The lawsuit, which was filed in 2013 by three former Barnes & Noble ASMs, claims the bookselling giant classified the ASMs as exempt even though the company knew the ASM’s were nonexempt. Barnes & Noble claims the ASMs were exempt under either the executive or administrative exemption of the FLSA. As evidence, the company used its official description of ASM responsibilities, which include overseeing the entire store and staff and fulfilling the role of a manager. These responsibilities could potentially bring the ASMs under the executive exemption since they seem to be managerial, but descriptions alone are not enough for a final determination.
The former ASMs disagree with the descriptions, claiming their work was mostly routine tasks like those of booksellers, the store’s hourly employees. And while they had some management activities, they did not have the authority or discretion to make management decisions necessary for the exemption. But, more importantly, the ASMs noted that prior to a 2005 lawsuit under California wage law, Barnes & Noble classified all of its ASMs as exempt.
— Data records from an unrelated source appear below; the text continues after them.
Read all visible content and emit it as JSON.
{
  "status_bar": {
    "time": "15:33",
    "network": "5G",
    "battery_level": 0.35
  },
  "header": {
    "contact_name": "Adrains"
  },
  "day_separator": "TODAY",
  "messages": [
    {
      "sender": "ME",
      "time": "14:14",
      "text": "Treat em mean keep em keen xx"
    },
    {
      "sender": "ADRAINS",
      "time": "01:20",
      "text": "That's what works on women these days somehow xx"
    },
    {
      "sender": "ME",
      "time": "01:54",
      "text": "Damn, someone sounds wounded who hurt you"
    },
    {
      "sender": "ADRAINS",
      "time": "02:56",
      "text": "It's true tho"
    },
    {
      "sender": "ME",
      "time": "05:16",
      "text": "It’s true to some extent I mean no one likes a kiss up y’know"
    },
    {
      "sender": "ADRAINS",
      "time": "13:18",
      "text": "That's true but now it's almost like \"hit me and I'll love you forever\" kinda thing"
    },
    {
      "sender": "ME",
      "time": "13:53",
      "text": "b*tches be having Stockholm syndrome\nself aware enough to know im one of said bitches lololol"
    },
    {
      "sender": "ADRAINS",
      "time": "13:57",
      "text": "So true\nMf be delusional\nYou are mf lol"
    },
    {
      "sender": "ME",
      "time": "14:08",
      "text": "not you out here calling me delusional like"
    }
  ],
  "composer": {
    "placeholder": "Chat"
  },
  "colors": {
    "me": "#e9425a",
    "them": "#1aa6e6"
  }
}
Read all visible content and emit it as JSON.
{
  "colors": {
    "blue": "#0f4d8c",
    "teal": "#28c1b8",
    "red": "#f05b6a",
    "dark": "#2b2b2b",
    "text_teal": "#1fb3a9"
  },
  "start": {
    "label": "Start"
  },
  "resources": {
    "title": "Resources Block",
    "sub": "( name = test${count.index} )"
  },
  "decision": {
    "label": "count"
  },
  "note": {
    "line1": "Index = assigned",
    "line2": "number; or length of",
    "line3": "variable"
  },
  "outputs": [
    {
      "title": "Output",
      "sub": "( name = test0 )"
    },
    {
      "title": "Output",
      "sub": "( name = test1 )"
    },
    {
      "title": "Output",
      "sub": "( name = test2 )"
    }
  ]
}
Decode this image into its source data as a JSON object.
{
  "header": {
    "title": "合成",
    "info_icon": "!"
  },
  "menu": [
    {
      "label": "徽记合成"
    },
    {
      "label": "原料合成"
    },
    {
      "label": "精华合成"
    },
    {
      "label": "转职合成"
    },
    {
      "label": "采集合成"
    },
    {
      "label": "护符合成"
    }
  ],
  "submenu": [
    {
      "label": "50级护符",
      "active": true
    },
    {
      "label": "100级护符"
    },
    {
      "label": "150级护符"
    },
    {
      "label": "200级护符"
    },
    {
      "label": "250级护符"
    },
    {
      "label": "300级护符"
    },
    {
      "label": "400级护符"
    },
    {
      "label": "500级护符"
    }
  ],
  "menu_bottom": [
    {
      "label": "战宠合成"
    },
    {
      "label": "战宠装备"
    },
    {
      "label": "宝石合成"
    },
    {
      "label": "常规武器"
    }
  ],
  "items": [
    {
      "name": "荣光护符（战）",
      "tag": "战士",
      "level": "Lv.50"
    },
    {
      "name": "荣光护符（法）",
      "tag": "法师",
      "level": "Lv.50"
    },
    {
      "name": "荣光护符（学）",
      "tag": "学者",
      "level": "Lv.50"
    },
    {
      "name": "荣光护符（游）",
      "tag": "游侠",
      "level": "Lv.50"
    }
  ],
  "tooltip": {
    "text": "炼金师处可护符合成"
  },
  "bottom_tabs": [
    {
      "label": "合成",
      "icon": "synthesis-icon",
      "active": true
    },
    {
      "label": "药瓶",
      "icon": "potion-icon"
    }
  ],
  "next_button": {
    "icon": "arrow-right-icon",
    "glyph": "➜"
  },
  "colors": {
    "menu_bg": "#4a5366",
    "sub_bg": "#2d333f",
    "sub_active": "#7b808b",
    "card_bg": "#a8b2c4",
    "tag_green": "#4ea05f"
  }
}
After that lawsuit, which the company lost, ASMs in California were reclassified as nonexempt, but the company did not reclassify ASMs in other states until June 2010.
Statute of Limitations
The FLSA has a 2-year statute of limitations for violations, which means an employee cannot bring a lawsuit for the violation if it occurred more than 2 years prior to filing. Because the ASMs did not bring their lawsuit until January 2013, Barnes & Noble tried to argue that the ASMs could not bring their lawsuit at all due to the statute of limitations on their claim. However, there is an exception for willful violations, which allows a 3 year statute of limitations. The ASMs claim the time between the 2005 California reclassification and the nationwide classification in 2010 was willful, and thus the statute of limitations did not end until June 2013. The federal judge agreed that the issue was at the very least evidence the jury could consider.
If you are an Assistant Store Manager at Barnes & Noble or another retail chain and you believe your employer has misclassified your position or denied proper overtime pay, call our experienced team of overtime pay lawyers today at (855) 754-2795 or complete the Free Unpaid Overtime Case Review form and our knowledgeable legal team will evaluate your case. If we accept your case, we will represent you under our No Fee Promise. This means there are no legal fees or costs unless you receive a settlement. However, there are strict deadlines for filing or joining lawsuits so it is important to contact an attorney immediately.